> **WHAT YOU HAVE TO DO**
Across the lines of the records below, how many have the string "Test" in them? Answer with the number alone.

[Dataset rows for apps and sites]
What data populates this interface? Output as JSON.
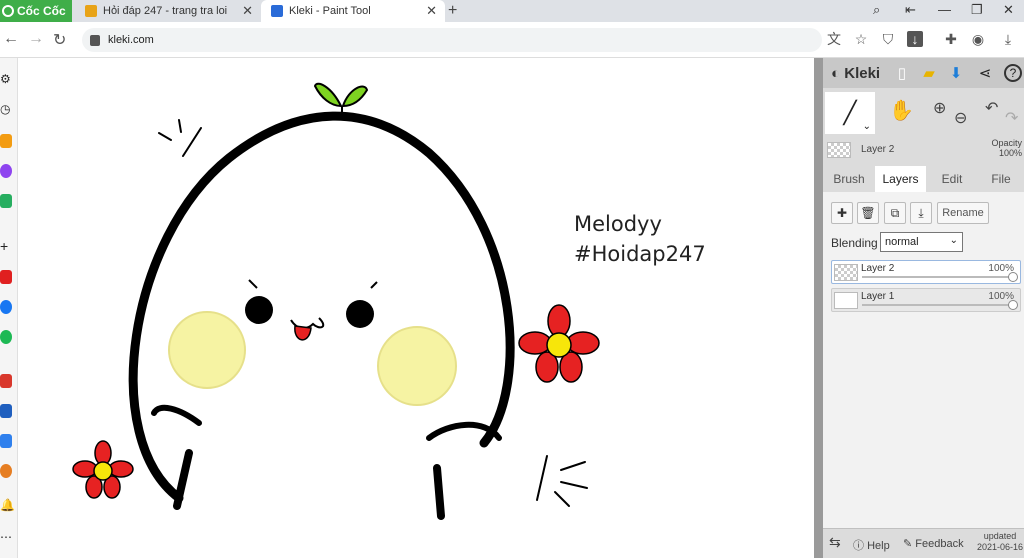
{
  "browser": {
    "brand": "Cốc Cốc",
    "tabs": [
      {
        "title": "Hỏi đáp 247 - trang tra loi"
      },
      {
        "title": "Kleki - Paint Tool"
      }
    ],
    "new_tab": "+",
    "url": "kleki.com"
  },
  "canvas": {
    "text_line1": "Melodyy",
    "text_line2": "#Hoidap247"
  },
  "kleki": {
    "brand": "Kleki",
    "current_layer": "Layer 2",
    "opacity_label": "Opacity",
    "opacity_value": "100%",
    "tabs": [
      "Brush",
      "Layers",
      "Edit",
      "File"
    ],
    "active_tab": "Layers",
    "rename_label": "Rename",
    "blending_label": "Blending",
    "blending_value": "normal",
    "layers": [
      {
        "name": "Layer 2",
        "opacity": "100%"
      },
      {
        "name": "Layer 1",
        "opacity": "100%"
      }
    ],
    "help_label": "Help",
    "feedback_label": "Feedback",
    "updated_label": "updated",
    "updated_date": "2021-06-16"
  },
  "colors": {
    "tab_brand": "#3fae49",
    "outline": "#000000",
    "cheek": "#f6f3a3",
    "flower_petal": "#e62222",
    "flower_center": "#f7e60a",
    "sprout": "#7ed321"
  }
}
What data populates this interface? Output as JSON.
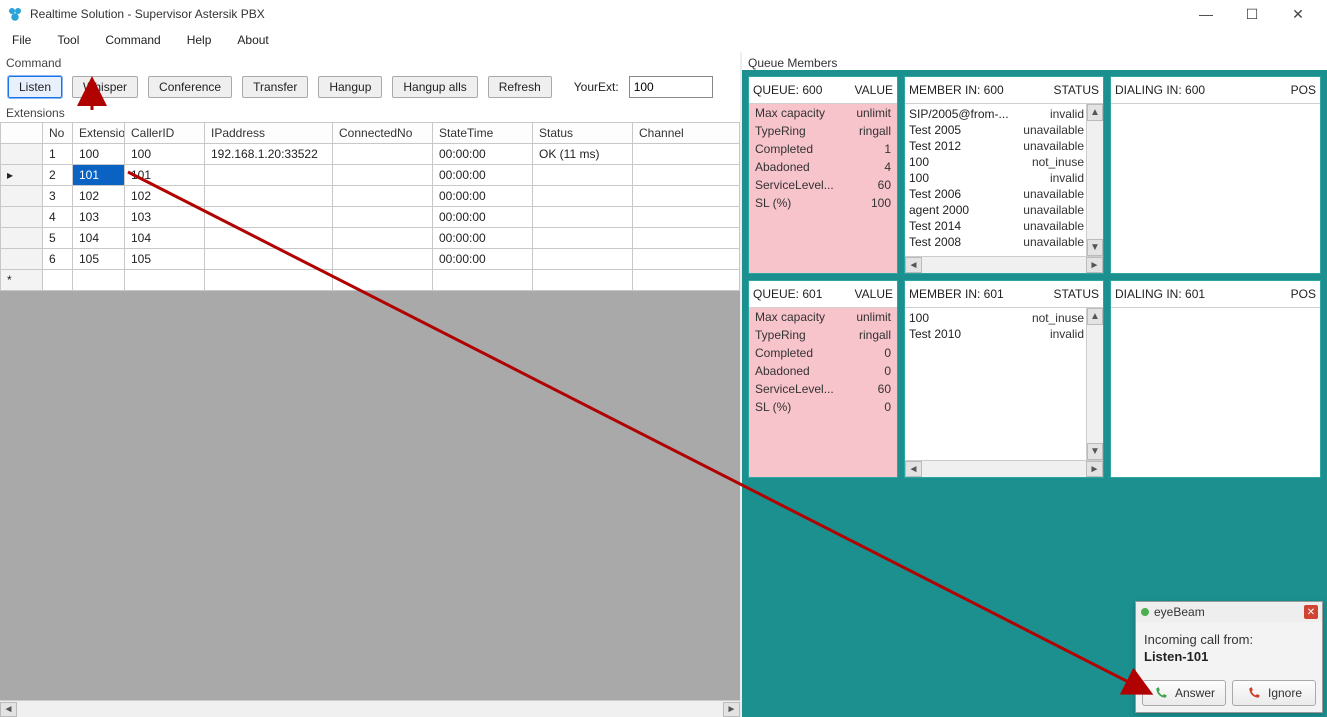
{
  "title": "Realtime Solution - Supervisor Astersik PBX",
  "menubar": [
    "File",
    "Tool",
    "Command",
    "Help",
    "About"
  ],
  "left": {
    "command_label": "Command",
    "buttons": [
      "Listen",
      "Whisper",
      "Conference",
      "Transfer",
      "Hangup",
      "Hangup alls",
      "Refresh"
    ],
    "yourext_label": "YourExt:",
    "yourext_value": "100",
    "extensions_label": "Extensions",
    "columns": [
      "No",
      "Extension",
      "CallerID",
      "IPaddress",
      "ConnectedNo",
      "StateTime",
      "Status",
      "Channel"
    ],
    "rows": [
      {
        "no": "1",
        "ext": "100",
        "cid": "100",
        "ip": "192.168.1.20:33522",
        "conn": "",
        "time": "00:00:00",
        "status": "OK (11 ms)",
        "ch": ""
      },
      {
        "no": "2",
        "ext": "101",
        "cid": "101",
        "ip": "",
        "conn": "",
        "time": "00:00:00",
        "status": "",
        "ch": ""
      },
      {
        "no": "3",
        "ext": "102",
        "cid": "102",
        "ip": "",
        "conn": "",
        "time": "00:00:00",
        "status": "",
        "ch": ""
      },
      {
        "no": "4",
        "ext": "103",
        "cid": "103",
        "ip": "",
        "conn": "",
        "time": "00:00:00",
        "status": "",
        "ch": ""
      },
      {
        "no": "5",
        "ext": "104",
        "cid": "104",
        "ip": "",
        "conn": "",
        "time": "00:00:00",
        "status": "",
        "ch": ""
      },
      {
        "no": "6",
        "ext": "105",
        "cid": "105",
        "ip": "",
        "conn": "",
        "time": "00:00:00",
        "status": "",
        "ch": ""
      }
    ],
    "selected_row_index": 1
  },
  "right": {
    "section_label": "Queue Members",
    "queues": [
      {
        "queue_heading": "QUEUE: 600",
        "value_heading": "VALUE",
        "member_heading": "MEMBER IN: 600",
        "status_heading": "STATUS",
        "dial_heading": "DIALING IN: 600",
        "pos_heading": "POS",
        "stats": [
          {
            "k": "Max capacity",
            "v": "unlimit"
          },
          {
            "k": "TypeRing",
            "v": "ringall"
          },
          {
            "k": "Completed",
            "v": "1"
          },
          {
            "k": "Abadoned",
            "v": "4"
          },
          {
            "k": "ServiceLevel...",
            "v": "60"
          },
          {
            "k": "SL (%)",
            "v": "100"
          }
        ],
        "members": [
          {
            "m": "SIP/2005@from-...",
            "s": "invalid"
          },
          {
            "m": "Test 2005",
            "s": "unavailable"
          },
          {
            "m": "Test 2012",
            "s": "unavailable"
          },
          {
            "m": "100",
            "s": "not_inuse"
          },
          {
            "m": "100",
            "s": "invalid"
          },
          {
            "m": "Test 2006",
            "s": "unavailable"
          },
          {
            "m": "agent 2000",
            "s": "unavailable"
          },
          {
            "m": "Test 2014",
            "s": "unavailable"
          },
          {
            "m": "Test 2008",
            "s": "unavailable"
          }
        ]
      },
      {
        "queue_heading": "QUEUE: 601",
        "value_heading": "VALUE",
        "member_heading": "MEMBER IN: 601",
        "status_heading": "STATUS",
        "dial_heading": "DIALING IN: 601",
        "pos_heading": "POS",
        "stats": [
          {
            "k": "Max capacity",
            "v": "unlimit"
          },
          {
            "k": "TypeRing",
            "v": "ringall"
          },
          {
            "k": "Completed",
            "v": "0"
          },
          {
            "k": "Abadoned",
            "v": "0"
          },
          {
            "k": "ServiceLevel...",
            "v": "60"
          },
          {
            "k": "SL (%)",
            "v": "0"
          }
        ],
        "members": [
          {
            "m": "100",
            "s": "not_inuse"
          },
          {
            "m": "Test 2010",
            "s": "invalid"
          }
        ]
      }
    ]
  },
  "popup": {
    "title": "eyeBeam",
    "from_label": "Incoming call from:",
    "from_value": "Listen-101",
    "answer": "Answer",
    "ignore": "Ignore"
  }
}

> **RESPONSE AREA**
6